Contemporary research on genetic control of disease-transmitting insects knows two kinds of scientists: those that work in the laboratory and those known as `field people'. Over the last decade, both groups seem to have developed differing research priorities, addressed fundamentally different aspects within the overall discipline of infectious-disease control, and worse, have developed a scientific `language' that is no longer understood by the `other' party. This gap widens every day, between the North and the South, between ecologists and molecular biologists, geneticists and behaviourists, etc. The need to develop a common research agenda that bridges this gap has been identified as a top priority by all parties involved. Only then shall the goal of developing appropriate genetic-control strategies for vectors of disease become reality.
This book is the reflection of a workshop, held in Nairobi (Kenya) in July 2004, that addressed the above issues. It brought together a good representation of both the molecular and ecological research disciplines and, for the first time, included a significant number of researchers from disease-endemic countries. The research agenda presented here will serve the research and science-policy communities alike, and guide sponsoring organizations with the selection of priority areas for research funding.
There are currently no reviews for this product. Be the first to review this product!
Your orders support book donation projects
my first port of call for ordering books

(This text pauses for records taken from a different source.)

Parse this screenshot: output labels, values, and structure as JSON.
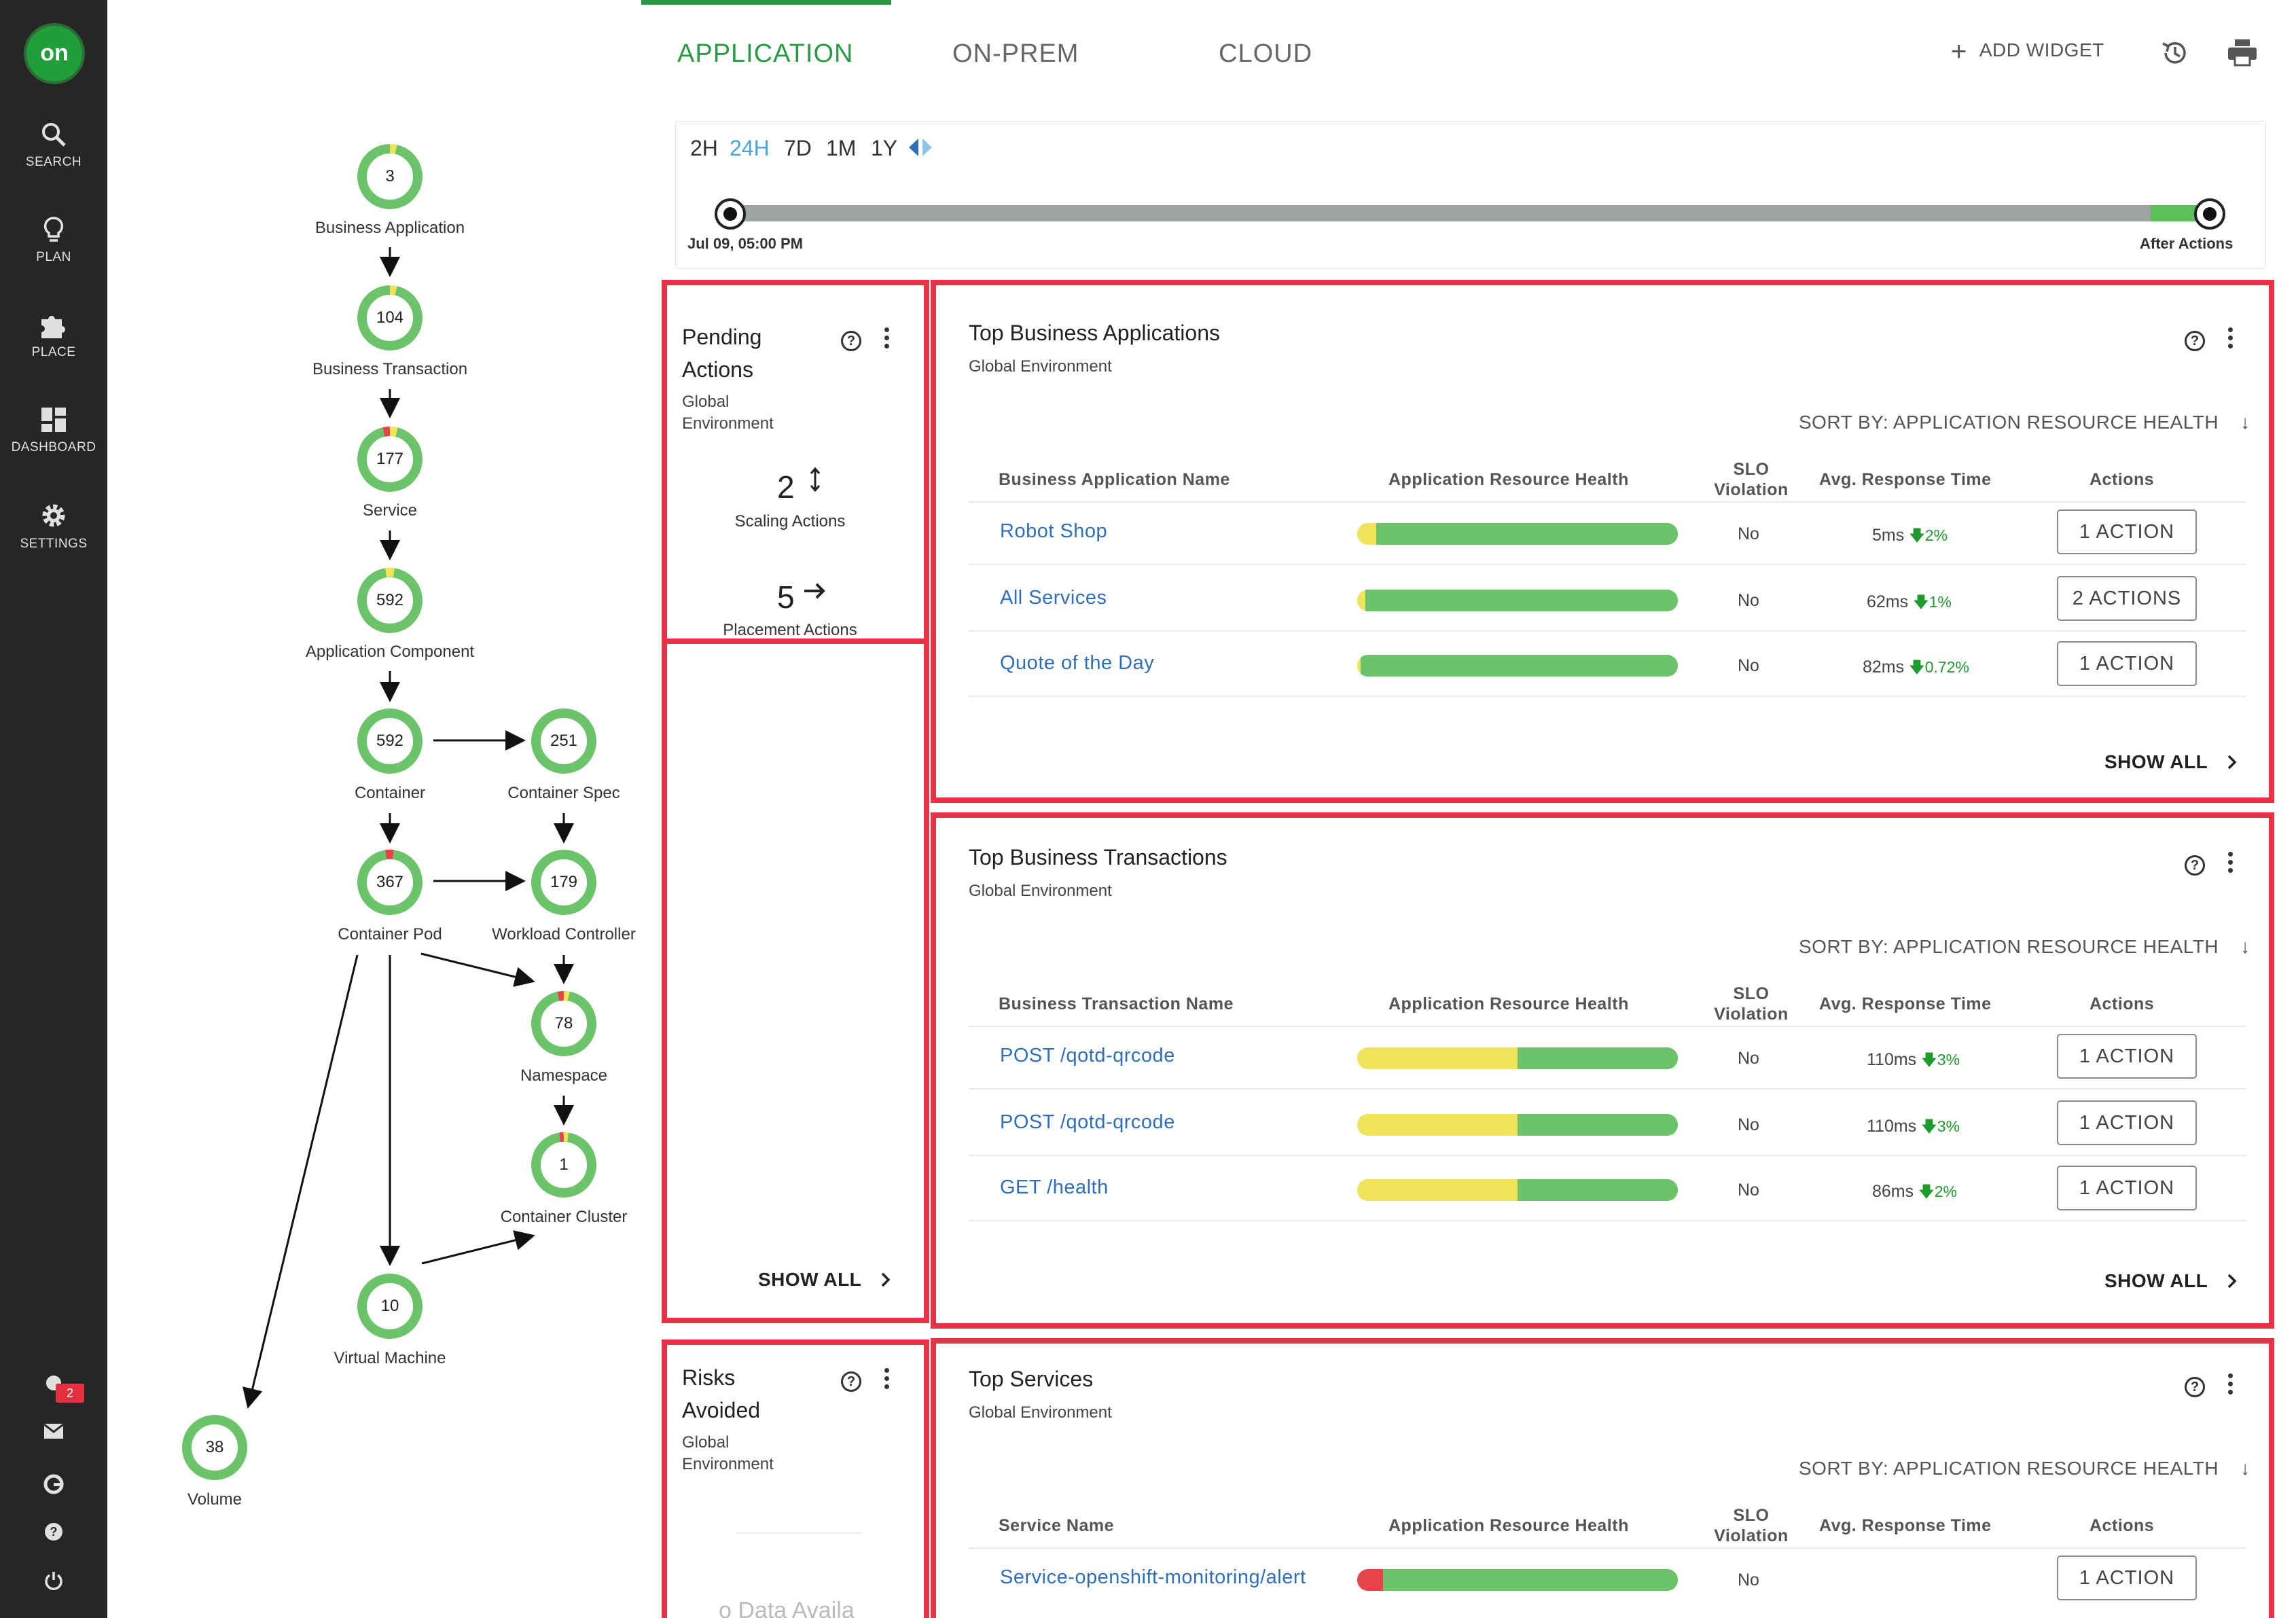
{
  "nav": {
    "logo": "on",
    "items": [
      {
        "label": "SEARCH",
        "icon": "search-icon"
      },
      {
        "label": "PLAN",
        "icon": "lightbulb-icon"
      },
      {
        "label": "PLACE",
        "icon": "puzzle-icon"
      },
      {
        "label": "DASHBOARD",
        "icon": "dashboard-icon"
      },
      {
        "label": "SETTINGS",
        "icon": "gear-icon"
      }
    ],
    "notification_count": "2"
  },
  "topology": {
    "nodes": [
      {
        "count": "3",
        "label": "Business Application"
      },
      {
        "count": "104",
        "label": "Business Transaction"
      },
      {
        "count": "177",
        "label": "Service"
      },
      {
        "count": "592",
        "label": "Application Component"
      },
      {
        "count": "592",
        "label": "Container"
      },
      {
        "count": "251",
        "label": "Container Spec"
      },
      {
        "count": "367",
        "label": "Container Pod"
      },
      {
        "count": "179",
        "label": "Workload Controller"
      },
      {
        "count": "78",
        "label": "Namespace"
      },
      {
        "count": "1",
        "label": "Container Cluster"
      },
      {
        "count": "10",
        "label": "Virtual Machine"
      },
      {
        "count": "38",
        "label": "Volume"
      }
    ]
  },
  "tabs": [
    "APPLICATION",
    "ON-PREM",
    "CLOUD"
  ],
  "toolbar": {
    "add_widget": "ADD WIDGET"
  },
  "timerange": {
    "options": [
      "2H",
      "24H",
      "7D",
      "1M",
      "1Y"
    ],
    "selected": "24H",
    "start_label": "Jul 09, 05:00 PM",
    "end_label": "After Actions"
  },
  "pending": {
    "title_line1": "Pending",
    "title_line2": "Actions",
    "sub_line1": "Global",
    "sub_line2": "Environment",
    "scaling_count": "2",
    "scaling_label": "Scaling Actions",
    "placement_count": "5",
    "placement_label": "Placement Actions",
    "show_all": "SHOW ALL"
  },
  "risks": {
    "title_line1": "Risks",
    "title_line2": "Avoided",
    "sub_line1": "Global",
    "sub_line2": "Environment",
    "empty_text": "o Data Availa"
  },
  "columns": {
    "health": "Application Resource Health",
    "slo_line1": "SLO",
    "slo_line2": "Violation",
    "response": "Avg. Response Time",
    "actions": "Actions"
  },
  "apps": {
    "title": "Top Business Applications",
    "sub": "Global Environment",
    "sort": "SORT BY: APPLICATION RESOURCE HEALTH",
    "name_col": "Business Application Name",
    "rows": [
      {
        "name": "Robot Shop",
        "slo": "No",
        "resp": "5ms",
        "trend": "2%",
        "action": "1 ACTION"
      },
      {
        "name": "All Services",
        "slo": "No",
        "resp": "62ms",
        "trend": "1%",
        "action": "2 ACTIONS"
      },
      {
        "name": "Quote of the Day",
        "slo": "No",
        "resp": "82ms",
        "trend": "0.72%",
        "action": "1 ACTION"
      }
    ],
    "show_all": "SHOW ALL"
  },
  "transactions": {
    "title": "Top Business Transactions",
    "sub": "Global Environment",
    "sort": "SORT BY: APPLICATION RESOURCE HEALTH",
    "name_col": "Business Transaction Name",
    "rows": [
      {
        "name": "POST /qotd-qrcode",
        "slo": "No",
        "resp": "110ms",
        "trend": "3%",
        "action": "1 ACTION"
      },
      {
        "name": "POST /qotd-qrcode",
        "slo": "No",
        "resp": "110ms",
        "trend": "3%",
        "action": "1 ACTION"
      },
      {
        "name": "GET /health",
        "slo": "No",
        "resp": "86ms",
        "trend": "2%",
        "action": "1 ACTION"
      }
    ],
    "show_all": "SHOW ALL"
  },
  "services": {
    "title": "Top Services",
    "sub": "Global Environment",
    "sort": "SORT BY: APPLICATION RESOURCE HEALTH",
    "name_col": "Service Name",
    "rows": [
      {
        "name": "Service-openshift-monitoring/alert",
        "slo": "No",
        "action": "1 ACTION"
      }
    ]
  },
  "health_bars": {
    "apps": [
      {
        "yellow": 0.06,
        "red": 0
      },
      {
        "yellow": 0.025,
        "red": 0
      },
      {
        "yellow": 0.01,
        "red": 0
      }
    ],
    "transactions": [
      {
        "yellow": 0.5,
        "red": 0
      },
      {
        "yellow": 0.5,
        "red": 0
      },
      {
        "yellow": 0.5,
        "red": 0
      }
    ],
    "services": [
      {
        "yellow": 0,
        "red": 0.08
      }
    ]
  },
  "colors": {
    "accent_green": "#2a9a44",
    "highlight_red": "#e83345",
    "link_blue": "#2f6fba"
  }
}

Search and browse over 110,000 wildlife and science products
Multi-currency. Secure worldwide shipping
Wildlife, science and conservation since 1985